:: STUDY MATERIAL ::
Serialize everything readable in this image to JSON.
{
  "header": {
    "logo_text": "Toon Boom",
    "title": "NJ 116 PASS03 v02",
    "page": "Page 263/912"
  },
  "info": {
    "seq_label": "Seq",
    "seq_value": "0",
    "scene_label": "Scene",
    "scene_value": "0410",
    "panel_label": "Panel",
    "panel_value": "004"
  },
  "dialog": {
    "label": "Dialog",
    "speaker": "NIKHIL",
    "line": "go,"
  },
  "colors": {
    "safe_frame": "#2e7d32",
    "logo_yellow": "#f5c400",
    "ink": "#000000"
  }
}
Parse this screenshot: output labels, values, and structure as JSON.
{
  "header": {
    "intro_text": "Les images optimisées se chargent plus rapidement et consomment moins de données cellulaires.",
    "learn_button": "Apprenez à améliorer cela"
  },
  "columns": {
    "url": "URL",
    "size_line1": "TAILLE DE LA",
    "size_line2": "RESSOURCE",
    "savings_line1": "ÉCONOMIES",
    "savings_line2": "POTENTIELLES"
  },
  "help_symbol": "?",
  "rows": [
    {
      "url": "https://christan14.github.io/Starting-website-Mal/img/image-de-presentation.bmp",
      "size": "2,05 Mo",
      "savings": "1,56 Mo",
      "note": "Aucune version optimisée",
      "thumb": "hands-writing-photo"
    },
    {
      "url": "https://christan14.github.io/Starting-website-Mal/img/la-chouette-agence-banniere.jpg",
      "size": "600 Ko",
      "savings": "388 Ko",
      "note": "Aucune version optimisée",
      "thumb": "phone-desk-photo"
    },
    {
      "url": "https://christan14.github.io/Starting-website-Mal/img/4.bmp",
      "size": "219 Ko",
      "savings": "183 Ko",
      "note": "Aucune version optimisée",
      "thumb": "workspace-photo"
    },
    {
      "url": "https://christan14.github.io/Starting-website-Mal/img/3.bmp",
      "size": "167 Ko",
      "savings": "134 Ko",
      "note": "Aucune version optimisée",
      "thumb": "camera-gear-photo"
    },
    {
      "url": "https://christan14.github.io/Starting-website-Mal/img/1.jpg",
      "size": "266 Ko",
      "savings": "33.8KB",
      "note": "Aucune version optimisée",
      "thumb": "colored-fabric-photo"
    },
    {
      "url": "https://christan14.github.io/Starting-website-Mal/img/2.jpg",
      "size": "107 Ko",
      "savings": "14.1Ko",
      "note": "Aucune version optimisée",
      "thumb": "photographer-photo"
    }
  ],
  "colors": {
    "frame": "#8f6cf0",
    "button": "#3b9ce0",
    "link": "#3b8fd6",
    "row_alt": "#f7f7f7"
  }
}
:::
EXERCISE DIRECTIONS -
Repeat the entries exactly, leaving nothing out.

FINISHED EXERCISE -
Serialize everything readable in this image to JSON.
{
  "header": {
    "logo_text": "Toon Boom",
    "title": "NJ 116 PASS03 v02",
    "page": "Page 263/912"
  },
  "info": {
    "seq_label": "Seq",
    "seq_value": "0",
    "scene_label": "Scene",
    "scene_value": "0410",
    "panel_label": "Panel",
    "panel_value": "004"
  },
  "dialog": {
    "label": "Dialog",
    "speaker": "NIKHIL",
    "line": "go,"
  },
  "colors": {
    "safe_frame": "#2e7d32",
    "logo_yellow": "#f5c400",
    "ink": "#000000"
  }
}
Parse this screenshot: output labels, values, and structure as JSON.
{
  "header": {
    "intro_text": "Les images optimisées se chargent plus rapidement et consomment moins de données cellulaires.",
    "learn_button": "Apprenez à améliorer cela"
  },
  "columns": {
    "url": "URL",
    "size_line1": "TAILLE DE LA",
    "size_line2": "RESSOURCE",
    "savings_line1": "ÉCONOMIES",
    "savings_line2": "POTENTIELLES"
  },
  "help_symbol": "?",
  "rows": [
    {
      "url": "https://christan14.github.io/Starting-website-Mal/img/image-de-presentation.bmp",
      "size": "2,05 Mo",
      "savings": "1,56 Mo",
      "note": "Aucune version optimisée",
      "thumb": "hands-writing-photo"
    },
    {
      "url": "https://christan14.github.io/Starting-website-Mal/img/la-chouette-agence-banniere.jpg",
      "size": "600 Ko",
      "savings": "388 Ko",
      "note": "Aucune version optimisée",
      "thumb": "phone-desk-photo"
    },
    {
      "url": "https://christan14.github.io/Starting-website-Mal/img/4.bmp",
      "size": "219 Ko",
      "savings": "183 Ko",
      "note": "Aucune version optimisée",
      "thumb": "workspace-photo"
    },
    {
      "url": "https://christan14.github.io/Starting-website-Mal/img/3.bmp",
      "size": "167 Ko",
      "savings": "134 Ko",
      "note": "Aucune version optimisée",
      "thumb": "camera-gear-photo"
    },
    {
      "url": "https://christan14.github.io/Starting-website-Mal/img/1.jpg",
      "size": "266 Ko",
      "savings": "33.8KB",
      "note": "Aucune version optimisée",
      "thumb": "colored-fabric-photo"
    },
    {
      "url": "https://christan14.github.io/Starting-website-Mal/img/2.jpg",
      "size": "107 Ko",
      "savings": "14.1Ko",
      "note": "Aucune version optimisée",
      "thumb": "photographer-photo"
    }
  ],
  "colors": {
    "frame": "#8f6cf0",
    "button": "#3b9ce0",
    "link": "#3b8fd6",
    "row_alt": "#f7f7f7"
  }
}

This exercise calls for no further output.